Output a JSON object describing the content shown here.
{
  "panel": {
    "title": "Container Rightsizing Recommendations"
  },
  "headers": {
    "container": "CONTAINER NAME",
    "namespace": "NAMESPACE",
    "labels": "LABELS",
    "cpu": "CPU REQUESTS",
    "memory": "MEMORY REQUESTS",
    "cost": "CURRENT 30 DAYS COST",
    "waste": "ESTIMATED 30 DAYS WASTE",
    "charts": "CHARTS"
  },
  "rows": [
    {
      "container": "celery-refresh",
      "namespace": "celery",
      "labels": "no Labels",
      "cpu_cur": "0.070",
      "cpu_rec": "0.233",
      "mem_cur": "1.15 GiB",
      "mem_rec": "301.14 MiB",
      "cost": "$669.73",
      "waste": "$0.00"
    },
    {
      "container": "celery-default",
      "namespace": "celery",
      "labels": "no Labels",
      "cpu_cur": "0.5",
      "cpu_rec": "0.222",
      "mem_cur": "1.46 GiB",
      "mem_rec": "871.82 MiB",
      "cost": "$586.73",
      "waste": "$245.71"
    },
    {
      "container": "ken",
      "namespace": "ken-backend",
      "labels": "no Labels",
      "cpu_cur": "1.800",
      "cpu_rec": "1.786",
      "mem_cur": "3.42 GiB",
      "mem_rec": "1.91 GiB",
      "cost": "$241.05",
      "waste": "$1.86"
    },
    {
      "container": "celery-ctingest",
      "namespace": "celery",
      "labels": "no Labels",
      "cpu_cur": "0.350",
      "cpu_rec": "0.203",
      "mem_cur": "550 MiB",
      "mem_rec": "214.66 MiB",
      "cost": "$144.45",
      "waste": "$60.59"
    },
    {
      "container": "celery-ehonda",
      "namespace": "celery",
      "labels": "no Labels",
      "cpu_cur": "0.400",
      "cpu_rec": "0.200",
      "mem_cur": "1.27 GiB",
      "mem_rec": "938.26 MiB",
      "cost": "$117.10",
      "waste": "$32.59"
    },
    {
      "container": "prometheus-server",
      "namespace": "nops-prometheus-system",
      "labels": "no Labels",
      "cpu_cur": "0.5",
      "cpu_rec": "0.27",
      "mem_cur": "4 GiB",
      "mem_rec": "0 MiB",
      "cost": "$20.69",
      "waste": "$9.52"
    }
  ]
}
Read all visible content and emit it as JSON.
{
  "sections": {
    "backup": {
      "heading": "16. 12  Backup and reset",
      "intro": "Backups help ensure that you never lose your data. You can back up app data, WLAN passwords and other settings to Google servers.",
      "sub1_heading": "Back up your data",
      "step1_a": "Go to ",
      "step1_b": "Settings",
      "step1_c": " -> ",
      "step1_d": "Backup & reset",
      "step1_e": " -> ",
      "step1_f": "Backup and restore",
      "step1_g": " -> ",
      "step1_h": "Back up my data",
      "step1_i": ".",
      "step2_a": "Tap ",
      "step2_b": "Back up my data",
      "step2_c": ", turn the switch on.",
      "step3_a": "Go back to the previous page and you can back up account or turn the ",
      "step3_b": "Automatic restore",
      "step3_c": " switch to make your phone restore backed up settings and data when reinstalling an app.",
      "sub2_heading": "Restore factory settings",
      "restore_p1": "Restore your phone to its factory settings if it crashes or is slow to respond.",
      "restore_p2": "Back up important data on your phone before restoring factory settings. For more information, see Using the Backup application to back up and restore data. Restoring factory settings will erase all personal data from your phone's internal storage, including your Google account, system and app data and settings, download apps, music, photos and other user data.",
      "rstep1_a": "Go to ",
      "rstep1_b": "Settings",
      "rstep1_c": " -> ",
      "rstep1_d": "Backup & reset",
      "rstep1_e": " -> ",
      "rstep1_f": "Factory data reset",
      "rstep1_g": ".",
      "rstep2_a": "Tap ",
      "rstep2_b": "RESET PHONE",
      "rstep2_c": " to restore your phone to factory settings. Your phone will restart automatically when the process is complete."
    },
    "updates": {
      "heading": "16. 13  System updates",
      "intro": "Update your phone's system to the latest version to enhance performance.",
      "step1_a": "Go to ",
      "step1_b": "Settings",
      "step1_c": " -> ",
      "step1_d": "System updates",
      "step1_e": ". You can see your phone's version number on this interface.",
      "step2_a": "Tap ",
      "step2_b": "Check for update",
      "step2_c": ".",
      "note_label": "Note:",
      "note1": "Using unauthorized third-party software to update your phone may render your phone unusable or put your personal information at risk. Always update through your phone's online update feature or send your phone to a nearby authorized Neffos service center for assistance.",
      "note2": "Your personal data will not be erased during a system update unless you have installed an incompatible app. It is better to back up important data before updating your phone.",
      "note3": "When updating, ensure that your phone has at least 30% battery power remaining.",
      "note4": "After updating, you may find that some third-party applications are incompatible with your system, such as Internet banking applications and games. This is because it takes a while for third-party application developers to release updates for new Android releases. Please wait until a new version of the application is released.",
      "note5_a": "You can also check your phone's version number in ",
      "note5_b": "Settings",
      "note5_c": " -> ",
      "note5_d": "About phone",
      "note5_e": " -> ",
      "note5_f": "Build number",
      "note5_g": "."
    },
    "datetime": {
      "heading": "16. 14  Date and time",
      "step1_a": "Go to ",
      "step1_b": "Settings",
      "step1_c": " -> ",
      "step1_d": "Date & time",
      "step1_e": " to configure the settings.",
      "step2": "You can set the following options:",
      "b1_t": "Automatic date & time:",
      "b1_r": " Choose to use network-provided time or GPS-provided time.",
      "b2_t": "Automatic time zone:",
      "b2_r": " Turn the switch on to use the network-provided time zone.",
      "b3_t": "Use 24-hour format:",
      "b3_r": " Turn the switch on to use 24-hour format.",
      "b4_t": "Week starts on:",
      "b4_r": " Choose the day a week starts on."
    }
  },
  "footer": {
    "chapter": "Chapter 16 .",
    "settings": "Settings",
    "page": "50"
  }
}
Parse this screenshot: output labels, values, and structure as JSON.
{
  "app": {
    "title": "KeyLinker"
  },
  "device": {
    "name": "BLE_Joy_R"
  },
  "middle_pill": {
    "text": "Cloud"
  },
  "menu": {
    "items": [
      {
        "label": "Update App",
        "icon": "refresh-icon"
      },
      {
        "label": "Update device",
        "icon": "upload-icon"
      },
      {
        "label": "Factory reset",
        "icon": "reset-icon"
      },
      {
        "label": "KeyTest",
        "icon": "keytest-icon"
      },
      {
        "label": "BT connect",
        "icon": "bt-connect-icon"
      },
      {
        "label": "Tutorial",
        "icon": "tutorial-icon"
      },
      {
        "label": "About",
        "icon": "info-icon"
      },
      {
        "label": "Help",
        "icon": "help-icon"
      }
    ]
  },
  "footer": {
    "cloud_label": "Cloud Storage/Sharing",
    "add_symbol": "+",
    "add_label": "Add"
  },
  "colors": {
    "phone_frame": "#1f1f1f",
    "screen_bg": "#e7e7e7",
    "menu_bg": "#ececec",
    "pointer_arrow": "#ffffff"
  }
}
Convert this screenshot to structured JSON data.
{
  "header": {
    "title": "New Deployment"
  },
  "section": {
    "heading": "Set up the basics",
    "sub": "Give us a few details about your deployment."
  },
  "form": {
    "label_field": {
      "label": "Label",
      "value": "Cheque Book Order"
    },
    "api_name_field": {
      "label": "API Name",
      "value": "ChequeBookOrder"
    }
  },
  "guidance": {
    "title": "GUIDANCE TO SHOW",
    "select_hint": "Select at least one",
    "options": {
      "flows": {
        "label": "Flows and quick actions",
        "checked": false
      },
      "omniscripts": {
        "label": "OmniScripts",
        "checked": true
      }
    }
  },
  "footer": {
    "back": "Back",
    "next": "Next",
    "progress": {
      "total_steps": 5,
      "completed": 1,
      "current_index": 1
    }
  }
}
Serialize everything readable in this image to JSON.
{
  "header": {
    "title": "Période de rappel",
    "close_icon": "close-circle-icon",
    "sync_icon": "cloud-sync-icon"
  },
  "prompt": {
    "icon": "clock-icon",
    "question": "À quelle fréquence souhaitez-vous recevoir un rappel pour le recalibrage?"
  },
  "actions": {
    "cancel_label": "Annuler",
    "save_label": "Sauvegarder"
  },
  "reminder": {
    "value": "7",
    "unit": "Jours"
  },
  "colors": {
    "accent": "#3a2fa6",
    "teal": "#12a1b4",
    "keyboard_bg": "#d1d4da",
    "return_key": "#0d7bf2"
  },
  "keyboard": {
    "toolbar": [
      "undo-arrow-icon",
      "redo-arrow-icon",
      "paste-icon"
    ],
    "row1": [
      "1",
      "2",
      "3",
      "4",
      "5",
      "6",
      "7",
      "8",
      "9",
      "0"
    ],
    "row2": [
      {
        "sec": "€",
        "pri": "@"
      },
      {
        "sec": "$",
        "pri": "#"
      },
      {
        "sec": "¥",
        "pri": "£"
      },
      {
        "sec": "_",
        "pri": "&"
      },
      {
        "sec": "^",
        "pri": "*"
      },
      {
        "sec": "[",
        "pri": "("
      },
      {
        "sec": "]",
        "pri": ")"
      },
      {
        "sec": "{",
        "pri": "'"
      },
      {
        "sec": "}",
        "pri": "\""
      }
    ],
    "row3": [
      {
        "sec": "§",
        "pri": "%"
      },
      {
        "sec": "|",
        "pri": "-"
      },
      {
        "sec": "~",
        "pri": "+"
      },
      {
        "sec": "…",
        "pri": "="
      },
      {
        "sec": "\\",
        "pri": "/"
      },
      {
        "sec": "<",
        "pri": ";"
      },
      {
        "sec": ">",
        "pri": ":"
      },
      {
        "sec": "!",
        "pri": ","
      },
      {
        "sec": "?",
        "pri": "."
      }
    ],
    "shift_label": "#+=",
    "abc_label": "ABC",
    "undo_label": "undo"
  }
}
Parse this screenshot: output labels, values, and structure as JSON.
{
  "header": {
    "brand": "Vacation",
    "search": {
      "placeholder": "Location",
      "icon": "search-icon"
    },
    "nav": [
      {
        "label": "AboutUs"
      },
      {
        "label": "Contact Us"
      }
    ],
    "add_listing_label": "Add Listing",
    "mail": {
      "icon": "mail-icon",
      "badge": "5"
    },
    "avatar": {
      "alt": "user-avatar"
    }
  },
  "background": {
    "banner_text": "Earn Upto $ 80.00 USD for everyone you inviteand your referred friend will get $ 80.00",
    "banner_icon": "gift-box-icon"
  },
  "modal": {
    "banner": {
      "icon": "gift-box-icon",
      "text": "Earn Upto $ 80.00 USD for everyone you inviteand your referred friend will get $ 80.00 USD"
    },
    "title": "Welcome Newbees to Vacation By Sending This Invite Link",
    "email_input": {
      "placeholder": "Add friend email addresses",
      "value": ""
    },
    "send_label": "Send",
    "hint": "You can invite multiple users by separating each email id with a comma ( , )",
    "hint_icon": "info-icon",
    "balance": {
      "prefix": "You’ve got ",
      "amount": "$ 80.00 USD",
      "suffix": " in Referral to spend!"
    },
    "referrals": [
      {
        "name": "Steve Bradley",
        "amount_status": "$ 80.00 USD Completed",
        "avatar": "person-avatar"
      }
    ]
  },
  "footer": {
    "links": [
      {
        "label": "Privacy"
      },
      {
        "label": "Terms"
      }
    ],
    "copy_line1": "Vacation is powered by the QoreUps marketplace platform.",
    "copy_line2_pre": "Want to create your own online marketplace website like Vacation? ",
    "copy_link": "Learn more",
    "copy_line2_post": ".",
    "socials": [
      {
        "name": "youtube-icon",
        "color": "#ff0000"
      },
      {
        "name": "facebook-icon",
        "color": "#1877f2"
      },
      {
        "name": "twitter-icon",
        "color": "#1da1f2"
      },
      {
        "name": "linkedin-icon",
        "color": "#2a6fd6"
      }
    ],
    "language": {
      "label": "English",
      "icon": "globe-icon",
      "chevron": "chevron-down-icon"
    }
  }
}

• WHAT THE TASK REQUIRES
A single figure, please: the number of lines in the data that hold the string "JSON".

• SOLUTION BELOW
6